§ What needs to be done
Go through the lines below one by one and count those holding the string "meta". Give the count alone.

[Items from an interface collection]
=-=-=
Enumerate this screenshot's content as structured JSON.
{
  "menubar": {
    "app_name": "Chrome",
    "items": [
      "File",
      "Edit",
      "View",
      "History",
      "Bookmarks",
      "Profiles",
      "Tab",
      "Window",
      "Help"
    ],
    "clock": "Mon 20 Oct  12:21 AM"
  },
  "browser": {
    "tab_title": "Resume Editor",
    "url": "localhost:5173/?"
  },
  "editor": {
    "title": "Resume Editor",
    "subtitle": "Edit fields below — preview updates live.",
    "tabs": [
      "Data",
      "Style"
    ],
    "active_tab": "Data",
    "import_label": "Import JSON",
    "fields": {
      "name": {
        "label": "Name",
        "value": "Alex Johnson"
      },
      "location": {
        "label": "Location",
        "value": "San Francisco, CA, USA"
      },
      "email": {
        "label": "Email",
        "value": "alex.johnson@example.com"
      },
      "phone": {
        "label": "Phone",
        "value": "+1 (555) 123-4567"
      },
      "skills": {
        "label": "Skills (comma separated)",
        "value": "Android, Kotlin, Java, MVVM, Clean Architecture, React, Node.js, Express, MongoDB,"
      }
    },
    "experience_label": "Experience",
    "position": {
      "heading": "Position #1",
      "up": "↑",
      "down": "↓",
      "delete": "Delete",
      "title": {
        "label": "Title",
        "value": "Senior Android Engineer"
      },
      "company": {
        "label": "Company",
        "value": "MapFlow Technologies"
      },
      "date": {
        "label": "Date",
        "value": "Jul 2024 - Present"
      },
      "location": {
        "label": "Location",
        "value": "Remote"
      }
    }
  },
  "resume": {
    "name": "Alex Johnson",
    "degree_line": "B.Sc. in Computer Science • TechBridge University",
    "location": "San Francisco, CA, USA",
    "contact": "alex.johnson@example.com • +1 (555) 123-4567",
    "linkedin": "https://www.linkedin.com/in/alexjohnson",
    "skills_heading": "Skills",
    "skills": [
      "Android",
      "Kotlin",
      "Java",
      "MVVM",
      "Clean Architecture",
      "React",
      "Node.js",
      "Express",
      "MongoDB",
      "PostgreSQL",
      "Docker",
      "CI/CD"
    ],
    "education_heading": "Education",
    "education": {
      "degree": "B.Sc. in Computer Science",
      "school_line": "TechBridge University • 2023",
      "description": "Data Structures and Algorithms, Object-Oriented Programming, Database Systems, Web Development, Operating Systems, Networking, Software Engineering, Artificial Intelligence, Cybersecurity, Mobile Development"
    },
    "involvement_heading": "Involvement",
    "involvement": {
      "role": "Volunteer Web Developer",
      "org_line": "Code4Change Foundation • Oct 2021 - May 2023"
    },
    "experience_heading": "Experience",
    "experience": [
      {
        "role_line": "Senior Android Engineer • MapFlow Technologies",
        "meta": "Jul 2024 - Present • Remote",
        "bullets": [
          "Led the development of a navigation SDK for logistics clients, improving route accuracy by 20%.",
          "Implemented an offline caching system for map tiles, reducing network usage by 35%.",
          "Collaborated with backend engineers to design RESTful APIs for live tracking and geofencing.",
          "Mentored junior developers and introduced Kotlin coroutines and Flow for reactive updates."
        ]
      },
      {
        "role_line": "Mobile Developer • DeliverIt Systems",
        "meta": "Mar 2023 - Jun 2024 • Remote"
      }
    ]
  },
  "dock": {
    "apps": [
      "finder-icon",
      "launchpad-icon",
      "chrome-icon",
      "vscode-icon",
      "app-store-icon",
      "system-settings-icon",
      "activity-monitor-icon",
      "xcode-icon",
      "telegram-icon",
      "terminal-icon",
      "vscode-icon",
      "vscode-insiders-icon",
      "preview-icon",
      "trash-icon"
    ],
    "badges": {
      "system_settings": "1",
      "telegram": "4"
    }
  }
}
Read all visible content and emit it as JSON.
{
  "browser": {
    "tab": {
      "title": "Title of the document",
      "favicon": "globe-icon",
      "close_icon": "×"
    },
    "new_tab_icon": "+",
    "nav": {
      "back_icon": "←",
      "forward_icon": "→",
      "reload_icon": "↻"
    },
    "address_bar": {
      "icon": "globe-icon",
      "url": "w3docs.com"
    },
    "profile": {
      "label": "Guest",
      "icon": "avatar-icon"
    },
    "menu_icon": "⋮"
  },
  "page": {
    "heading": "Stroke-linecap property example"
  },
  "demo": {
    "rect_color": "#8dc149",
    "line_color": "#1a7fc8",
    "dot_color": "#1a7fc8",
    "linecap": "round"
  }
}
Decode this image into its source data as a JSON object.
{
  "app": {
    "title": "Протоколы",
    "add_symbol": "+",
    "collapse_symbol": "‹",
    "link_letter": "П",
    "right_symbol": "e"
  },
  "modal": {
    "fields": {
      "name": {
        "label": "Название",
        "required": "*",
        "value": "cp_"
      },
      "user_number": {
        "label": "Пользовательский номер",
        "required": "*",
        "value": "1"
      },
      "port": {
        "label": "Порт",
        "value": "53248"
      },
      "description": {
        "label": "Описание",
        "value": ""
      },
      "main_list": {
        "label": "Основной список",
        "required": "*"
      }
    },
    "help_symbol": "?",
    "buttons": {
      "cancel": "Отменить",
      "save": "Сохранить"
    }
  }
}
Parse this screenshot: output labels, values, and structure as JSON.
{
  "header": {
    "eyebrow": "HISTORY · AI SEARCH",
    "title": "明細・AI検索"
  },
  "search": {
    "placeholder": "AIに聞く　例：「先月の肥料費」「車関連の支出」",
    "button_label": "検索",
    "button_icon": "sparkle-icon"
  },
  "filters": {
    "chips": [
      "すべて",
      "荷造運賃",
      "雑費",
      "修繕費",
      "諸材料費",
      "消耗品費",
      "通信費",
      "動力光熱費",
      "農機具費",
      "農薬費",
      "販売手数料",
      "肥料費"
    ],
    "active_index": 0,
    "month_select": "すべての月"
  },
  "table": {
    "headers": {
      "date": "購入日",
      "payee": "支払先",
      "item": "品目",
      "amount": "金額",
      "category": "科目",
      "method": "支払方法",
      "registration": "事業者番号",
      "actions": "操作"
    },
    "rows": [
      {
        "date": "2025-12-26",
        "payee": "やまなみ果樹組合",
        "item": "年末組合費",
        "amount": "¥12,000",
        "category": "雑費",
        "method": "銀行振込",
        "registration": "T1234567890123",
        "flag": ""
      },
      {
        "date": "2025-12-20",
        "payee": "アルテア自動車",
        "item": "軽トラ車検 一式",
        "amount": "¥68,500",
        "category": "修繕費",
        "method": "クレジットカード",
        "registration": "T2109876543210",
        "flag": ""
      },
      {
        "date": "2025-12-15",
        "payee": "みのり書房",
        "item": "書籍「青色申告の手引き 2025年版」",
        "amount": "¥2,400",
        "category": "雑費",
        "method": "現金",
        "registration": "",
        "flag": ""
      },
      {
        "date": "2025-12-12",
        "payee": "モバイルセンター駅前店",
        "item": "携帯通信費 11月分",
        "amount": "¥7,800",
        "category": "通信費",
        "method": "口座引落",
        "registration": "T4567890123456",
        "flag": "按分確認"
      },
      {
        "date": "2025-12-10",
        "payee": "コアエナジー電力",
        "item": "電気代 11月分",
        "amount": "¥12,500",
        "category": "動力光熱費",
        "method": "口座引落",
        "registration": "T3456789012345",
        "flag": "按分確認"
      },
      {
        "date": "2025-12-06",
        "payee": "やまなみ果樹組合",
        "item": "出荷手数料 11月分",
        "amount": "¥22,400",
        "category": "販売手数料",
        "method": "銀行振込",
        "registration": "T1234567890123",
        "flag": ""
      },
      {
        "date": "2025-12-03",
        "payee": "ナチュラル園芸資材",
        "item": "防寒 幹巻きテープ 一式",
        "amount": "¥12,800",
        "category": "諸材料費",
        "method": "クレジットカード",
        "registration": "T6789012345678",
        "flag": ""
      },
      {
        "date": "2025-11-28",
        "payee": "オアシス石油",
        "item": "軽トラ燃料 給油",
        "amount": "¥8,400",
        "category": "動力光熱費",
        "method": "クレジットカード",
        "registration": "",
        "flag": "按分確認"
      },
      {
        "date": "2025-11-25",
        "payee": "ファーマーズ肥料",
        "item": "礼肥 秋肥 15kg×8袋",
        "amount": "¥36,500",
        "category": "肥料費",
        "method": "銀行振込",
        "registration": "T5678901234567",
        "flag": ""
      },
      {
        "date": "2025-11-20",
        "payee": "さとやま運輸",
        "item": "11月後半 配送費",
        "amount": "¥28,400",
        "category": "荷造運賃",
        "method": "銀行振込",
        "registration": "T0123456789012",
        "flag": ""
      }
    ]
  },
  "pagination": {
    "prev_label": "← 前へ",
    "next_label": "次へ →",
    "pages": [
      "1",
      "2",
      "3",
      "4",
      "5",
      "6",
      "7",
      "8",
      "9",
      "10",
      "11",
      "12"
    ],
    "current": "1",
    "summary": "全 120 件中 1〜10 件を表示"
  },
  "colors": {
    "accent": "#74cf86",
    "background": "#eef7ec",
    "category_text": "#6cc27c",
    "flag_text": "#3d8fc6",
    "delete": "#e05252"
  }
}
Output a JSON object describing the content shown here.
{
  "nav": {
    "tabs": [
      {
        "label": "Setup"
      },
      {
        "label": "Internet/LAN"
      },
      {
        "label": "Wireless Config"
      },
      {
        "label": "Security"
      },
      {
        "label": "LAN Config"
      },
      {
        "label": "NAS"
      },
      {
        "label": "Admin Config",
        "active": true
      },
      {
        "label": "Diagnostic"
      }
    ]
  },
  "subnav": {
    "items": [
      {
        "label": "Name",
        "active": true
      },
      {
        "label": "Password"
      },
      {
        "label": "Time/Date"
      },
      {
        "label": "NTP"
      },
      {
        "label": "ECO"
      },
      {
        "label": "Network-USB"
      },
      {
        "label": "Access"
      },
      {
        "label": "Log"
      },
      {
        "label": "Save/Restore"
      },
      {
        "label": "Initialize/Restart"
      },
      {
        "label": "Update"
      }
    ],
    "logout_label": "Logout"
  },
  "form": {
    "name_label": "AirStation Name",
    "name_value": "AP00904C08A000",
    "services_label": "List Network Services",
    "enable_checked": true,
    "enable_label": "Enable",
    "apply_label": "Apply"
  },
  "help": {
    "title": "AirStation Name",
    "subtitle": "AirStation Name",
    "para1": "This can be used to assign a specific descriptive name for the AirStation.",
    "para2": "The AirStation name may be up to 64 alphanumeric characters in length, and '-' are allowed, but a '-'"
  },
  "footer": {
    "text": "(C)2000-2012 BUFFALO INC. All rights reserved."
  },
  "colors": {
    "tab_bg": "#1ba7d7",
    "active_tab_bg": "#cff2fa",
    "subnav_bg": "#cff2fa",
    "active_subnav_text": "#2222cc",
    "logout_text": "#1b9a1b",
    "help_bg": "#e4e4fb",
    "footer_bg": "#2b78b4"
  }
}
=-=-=
§ Task answer
2